While it is true that we can consolidate lodges as a means of keeping the dues low, this approach is only going to work for a limited time and does not address the more fundamental problem of having lost our focus and traditions. If we want Masonic traditions to continue to have an impact on the lives of Masons, we need to focus on quality and working out viable models for smaller lodges.

We need higher dues and dress codes as a means of returning dignity to the institution. We need festive boards and more engaging Masonic programs in order to provide higher quality fellowship. And we need more thorough investigations and more meaningful preparatory periods for candidates if we are to rediscover our original purpose, uniting good men in the pursuit of virtue. We cannot afford to forget that the initiatic tradition is what defines us as Masons.

Keeping these things in mind, Masonry will doubtless overcome its future challenges and survive for many years to come. But the North American Masonic experience of the last century must teach us that Masonry cannot go wholesale—that the number of men entering the fraternity must be limited to how many men can effectively be initiated and educated.

We must learn and understand that Freemasonry, if it is to be true to its designs, does not lower its standards but demands that individuals raise theirs.


About the Author
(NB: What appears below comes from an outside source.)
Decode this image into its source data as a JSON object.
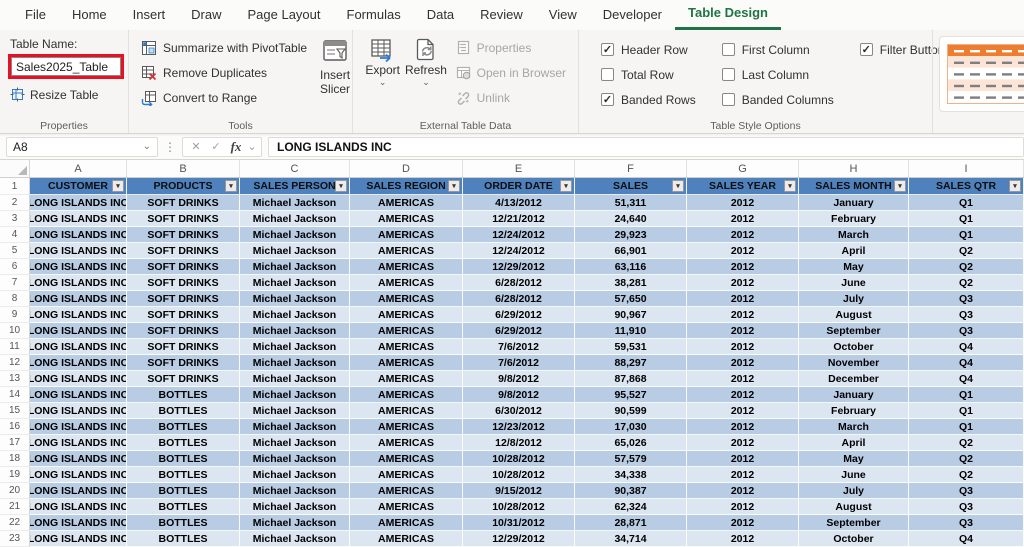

Dennis V. Chornenky is Charter Master of Academia Lodge #847 in Oakland, the first Traditional Observance Lodge in California. He is a dedicated scholar of the history, symbolism and politics of American and European Freemasonry. After actively researching the problems affecting Freemasonry in the United States he founded the Masonic Restoration Foundation with the support of many notable American Masonic leaders and scholars.